- Introducing multi-age bands has helped teachers learn to focus on meeting students where they are rather than covering the curriculum.
- Ninth-grade academies allow a small group of teachers to take responsibility for ensuring students are fully prepared for the transition to high school with attention to repairing gaps and strengthening the building blocks of learning so students are ready to take more ownership of their learning.
- Micro-schools or programs of 75-150 students create ease in adjusting to students based on their progress.
Districts and schools are also adjusting the calendar and schedules to offer “courses” that run for different periods of time, opportunities for students to put all their attention to robust projects and creating time for students to pursue inquiry-based research or capstones.

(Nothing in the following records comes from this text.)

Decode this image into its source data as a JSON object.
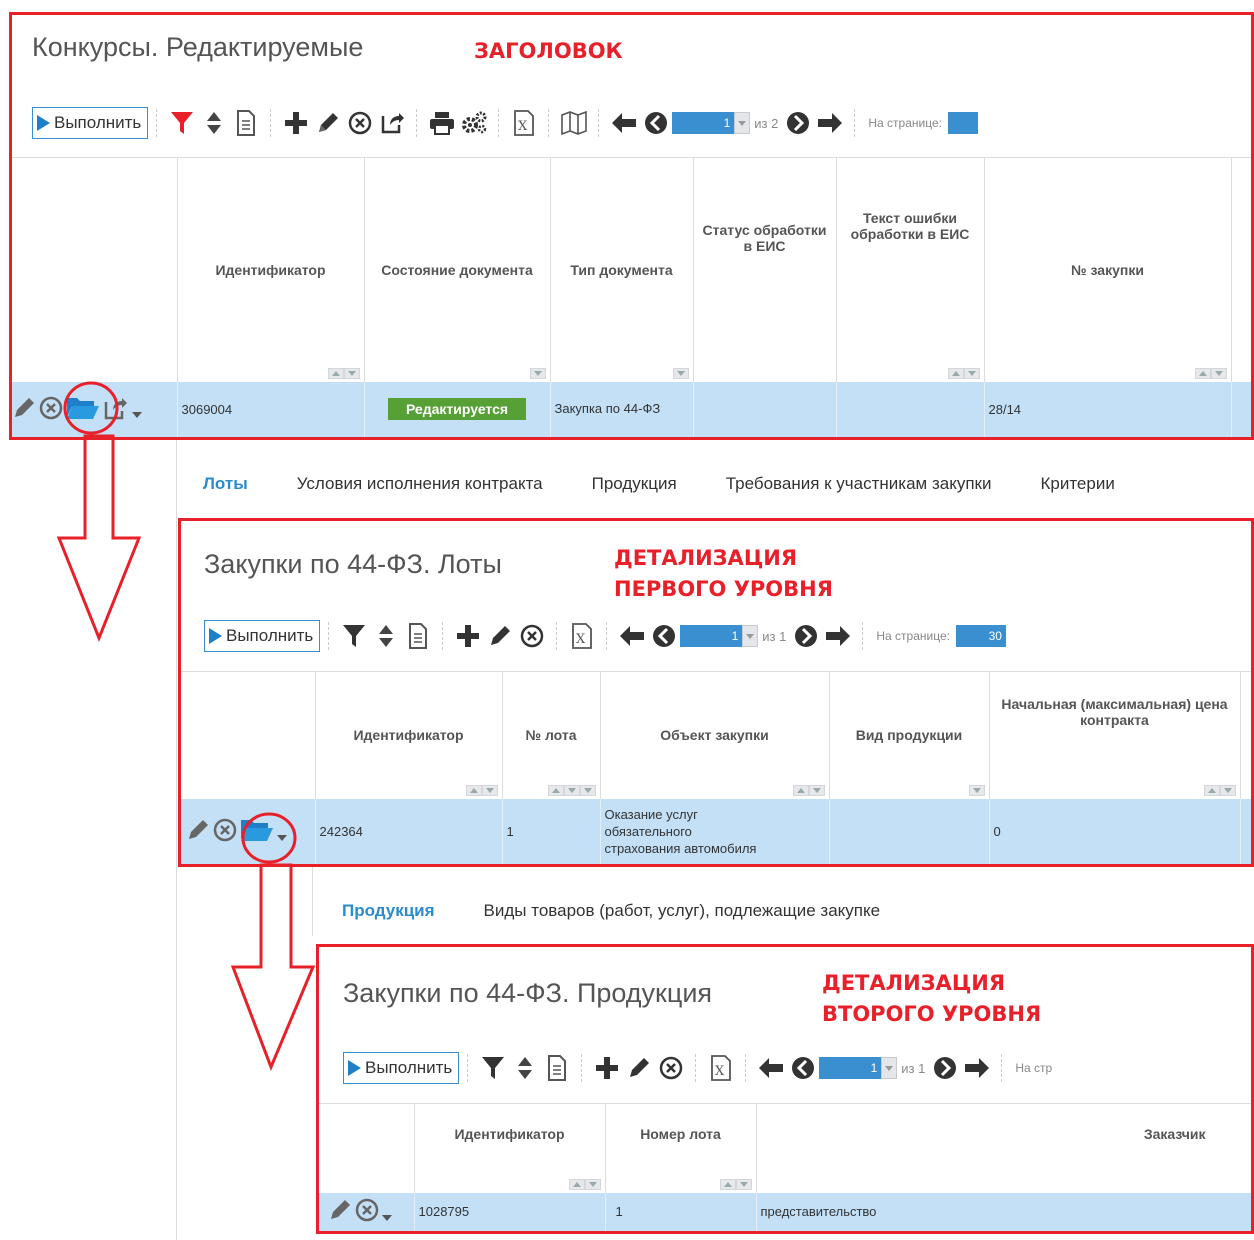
{
  "colors": {
    "accent": "#2a8ccc",
    "annotation": "#e8202a",
    "row_selected": "#c3e0f7",
    "status_green": "#56a035",
    "filter_active": "#e8202a"
  },
  "level0": {
    "title": "Конкурсы. Редактируемые",
    "annotation": [
      "ЗАГОЛОВОК"
    ],
    "toolbar": {
      "run_label": "Выполнить",
      "page_current": "1",
      "page_of": "из 2",
      "per_page_label": "На странице:",
      "per_page_value": "",
      "icons": [
        "filter-icon",
        "sort-icon",
        "document-icon",
        "add-icon",
        "edit-icon",
        "delete-icon",
        "export-icon",
        "print-icon",
        "settings-icon",
        "excel-icon",
        "map-icon",
        "arrow-left-icon",
        "prev-page-icon",
        "next-page-icon",
        "arrow-right-icon"
      ]
    },
    "columns": [
      "Идентификатор",
      "Состояние документа",
      "Тип документа",
      "Статус обработки в ЕИС",
      "Текст ошибки обработки в ЕИС",
      "№ закупки"
    ],
    "row": {
      "id": "3069004",
      "state": "Редактируется",
      "type": "Закупка по 44-ФЗ",
      "eis_status": "",
      "eis_error": "",
      "purchase_no": "28/14"
    },
    "row_icons": [
      "edit-icon",
      "delete-icon",
      "open-folder-icon",
      "share-icon",
      "dropdown-icon"
    ]
  },
  "tabs1": {
    "items": [
      "Лоты",
      "Условия исполнения контракта",
      "Продукция",
      "Требования к участникам закупки",
      "Критерии"
    ],
    "active": 0
  },
  "level1": {
    "title": "Закупки по 44-ФЗ. Лоты",
    "annotation": [
      "ДЕТАЛИЗАЦИЯ",
      "ПЕРВОГО УРОВНЯ"
    ],
    "toolbar": {
      "run_label": "Выполнить",
      "page_current": "1",
      "page_of": "из 1",
      "per_page_label": "На странице:",
      "per_page_value": "30"
    },
    "columns": [
      "Идентификатор",
      "№ лота",
      "Объект закупки",
      "Вид продукции",
      "Начальная (максимальная) цена контракта"
    ],
    "row": {
      "id": "242364",
      "lot_no": "1",
      "object_line1": "Оказание услуг",
      "object_line2": "обязательного",
      "object_line3": "страхования автомобиля",
      "product_kind": "",
      "price": "0"
    }
  },
  "tabs2": {
    "items": [
      "Продукция",
      "Виды товаров (работ, услуг), подлежащие закупке"
    ],
    "active": 0
  },
  "level2": {
    "title": "Закупки по 44-ФЗ. Продукция",
    "annotation": [
      "ДЕТАЛИЗАЦИЯ",
      "ВТОРОГО УРОВНЯ"
    ],
    "toolbar": {
      "run_label": "Выполнить",
      "page_current": "1",
      "page_of": "из 1",
      "per_page_label": "На стр"
    },
    "columns": [
      "Идентификатор",
      "Номер лота",
      "Заказчик"
    ],
    "row": {
      "id": "1028795",
      "lot_no": "1",
      "customer": "представительство"
    }
  }
}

Policies and Practices to Look For
- Policies, operations and resource deployment strategies ensure that every student has access to timely, differentiated instruction and supports.
- Time is flexible to ensure students can master content without having to repeat courses or grades. Competency-based schools provide flex time during the day for students to receive additional instructional support.

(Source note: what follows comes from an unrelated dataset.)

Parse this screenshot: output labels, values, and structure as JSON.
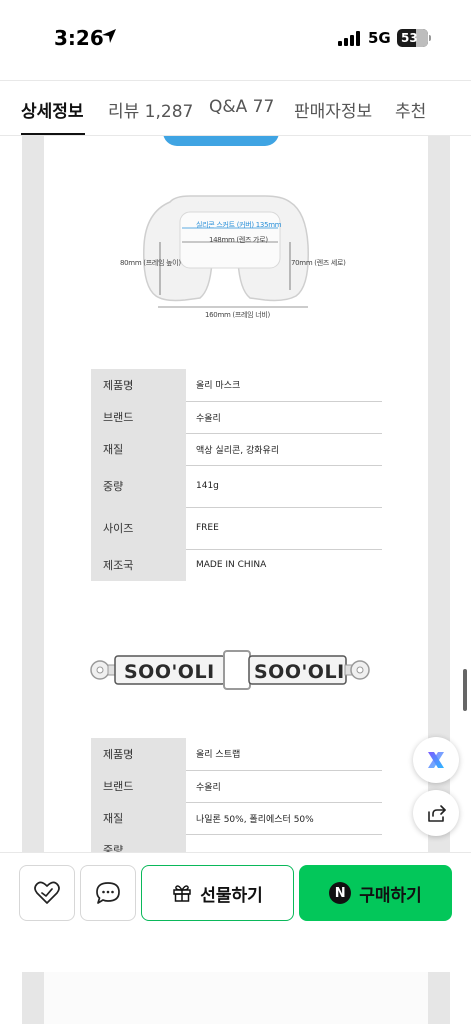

- Schools have a high level of control over their budgets and hiring to increase agility to respond to student needs, interests, changing demographics and opportunities.

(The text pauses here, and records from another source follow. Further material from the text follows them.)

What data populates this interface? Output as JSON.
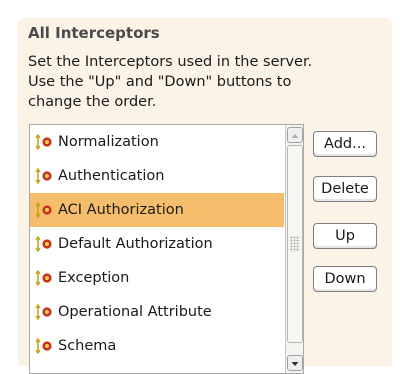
{
  "section": {
    "title": "All Interceptors",
    "description_lines": [
      "Set the Interceptors used in the server.",
      "Use the \"Up\" and \"Down\" buttons to",
      "change the order."
    ]
  },
  "interceptors": {
    "items": [
      {
        "label": "Normalization",
        "icon": "interceptor-icon"
      },
      {
        "label": "Authentication",
        "icon": "interceptor-icon"
      },
      {
        "label": "ACI Authorization",
        "icon": "interceptor-icon",
        "selected": true
      },
      {
        "label": "Default Authorization",
        "icon": "interceptor-icon"
      },
      {
        "label": "Exception",
        "icon": "interceptor-icon"
      },
      {
        "label": "Operational Attribute",
        "icon": "interceptor-icon"
      },
      {
        "label": "Schema",
        "icon": "interceptor-icon"
      }
    ],
    "selected_color": "#f6be6c"
  },
  "buttons": {
    "add": "Add...",
    "delete": "Delete",
    "up": "Up",
    "down": "Down"
  }
}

- Scheduling is designed to offer frequent support for students who are struggling and opportunities for teachers to work within professional learning communities.
- Districts and schools support teachers in creating high-quality learning experiences and building the professional judgment of teachers.
- Summer school is arranged for students to focus on specific learning objectives based on students’ learner continua, not repeat courses.
- Schools and teachers seek out information about the learner continua of entering students or students that will be in their classes so that they can prepare to continue to support students are in their learning journey.
Examples of Red Flags
The school schedule only provides a flex time for individual support once a week or not at all. Students are going to begin to disconnect from their learning if they have to wait several days or weeks before getting the help they need. And in some classes it might mean that students have to endure not understanding new content because they didn’t get the chance to fully learn the prerequisite skills. Competency-based districts and schools often create “flex time” during the school day. Some schools use lunch or after school for extra support but these are not sustainable strategies and may create inequity for those students that have after school responsibilities. It may take moral courage and creativity to create a schedule that values providing timely support if there are state policies that are rooted in archaic time based policies such as not considering support provided to students as instruction.
Students repeat courses and go to summer school for “retake.” Having students sit through an entire course rather than receive targeted instruction based on their individual needs is an inefficient use of resources and can lead to boredom if students already know some of the material. Furthermore, students that may be performing at a lower grade level or have gaps should be able to participate in summer school not because they failed a course but because they need time and support to accelerate their learning so that they can get on track to graduation.
Source: Sturgis, C. & Casey K. (2018). Quality principles for competency-based education. Vienna, VA: iNACOL. Content in this book is licensed under a Creative Commons Attribution 4.0 international license.